START Data under study
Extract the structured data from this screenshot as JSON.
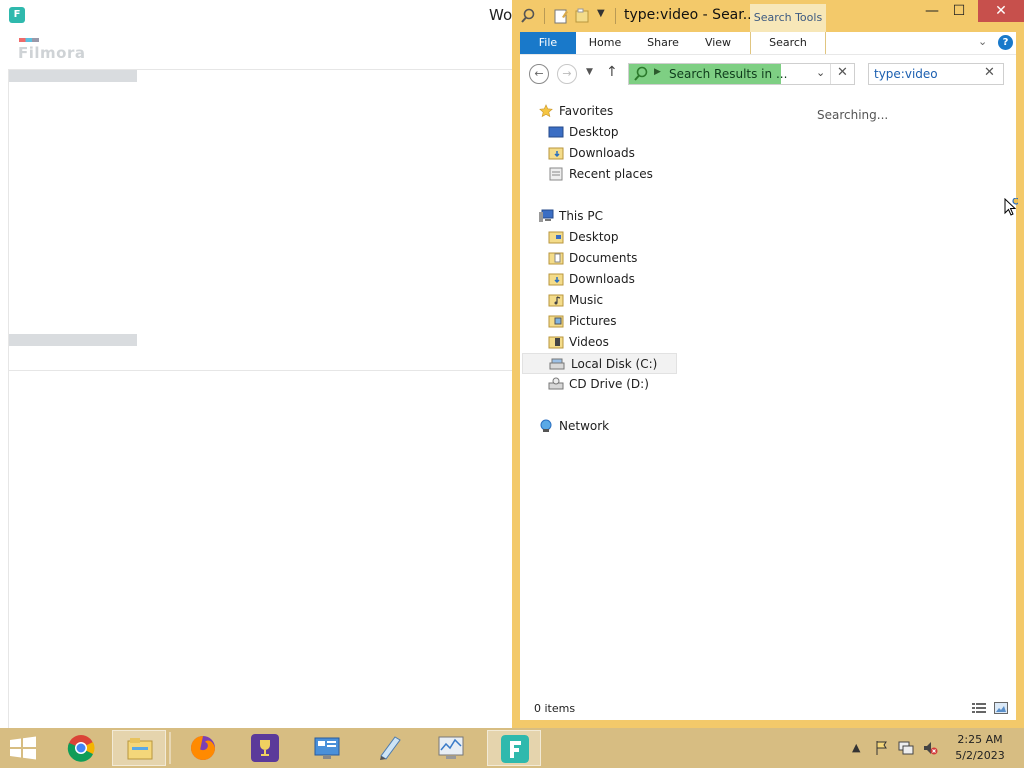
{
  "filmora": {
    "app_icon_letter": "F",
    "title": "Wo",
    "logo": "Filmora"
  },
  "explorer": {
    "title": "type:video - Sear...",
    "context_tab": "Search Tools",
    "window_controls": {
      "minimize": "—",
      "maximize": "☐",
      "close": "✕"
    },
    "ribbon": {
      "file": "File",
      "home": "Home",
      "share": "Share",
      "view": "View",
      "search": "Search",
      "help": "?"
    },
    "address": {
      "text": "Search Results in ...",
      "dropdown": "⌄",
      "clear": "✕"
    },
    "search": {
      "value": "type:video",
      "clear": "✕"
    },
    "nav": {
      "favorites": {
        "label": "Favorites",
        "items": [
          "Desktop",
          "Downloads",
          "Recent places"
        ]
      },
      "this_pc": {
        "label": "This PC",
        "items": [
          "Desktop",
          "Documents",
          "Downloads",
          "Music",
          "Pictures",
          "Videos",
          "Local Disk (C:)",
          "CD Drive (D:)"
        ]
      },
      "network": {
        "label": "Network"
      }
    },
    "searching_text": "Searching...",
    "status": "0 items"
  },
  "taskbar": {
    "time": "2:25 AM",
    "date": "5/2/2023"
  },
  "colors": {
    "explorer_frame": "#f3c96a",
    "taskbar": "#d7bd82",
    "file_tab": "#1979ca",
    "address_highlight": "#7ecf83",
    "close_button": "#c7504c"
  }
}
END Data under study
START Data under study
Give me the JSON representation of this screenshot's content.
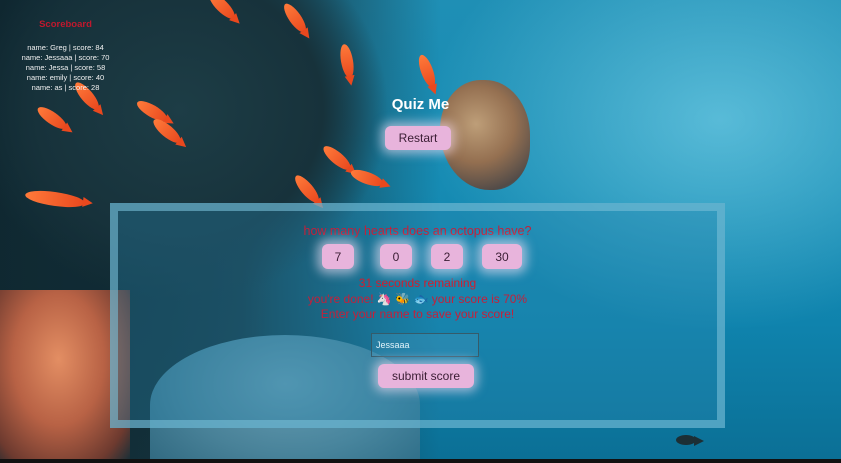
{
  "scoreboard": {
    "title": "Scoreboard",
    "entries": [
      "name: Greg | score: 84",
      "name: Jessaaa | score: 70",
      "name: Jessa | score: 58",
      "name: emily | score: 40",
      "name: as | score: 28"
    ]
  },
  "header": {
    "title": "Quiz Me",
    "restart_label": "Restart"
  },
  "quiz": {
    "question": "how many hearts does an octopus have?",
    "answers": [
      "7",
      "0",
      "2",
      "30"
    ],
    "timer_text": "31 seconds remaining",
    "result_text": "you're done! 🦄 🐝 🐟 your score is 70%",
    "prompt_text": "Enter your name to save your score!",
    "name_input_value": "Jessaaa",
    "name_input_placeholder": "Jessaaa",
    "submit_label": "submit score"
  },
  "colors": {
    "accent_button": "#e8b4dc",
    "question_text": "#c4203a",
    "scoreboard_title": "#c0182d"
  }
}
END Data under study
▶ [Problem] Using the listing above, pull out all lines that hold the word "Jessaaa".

▶ [Output of the task]
      "name: Jessaaa | score: 70",
    "name_input_value": "Jessaaa",
    "name_input_placeholder": "Jessaaa",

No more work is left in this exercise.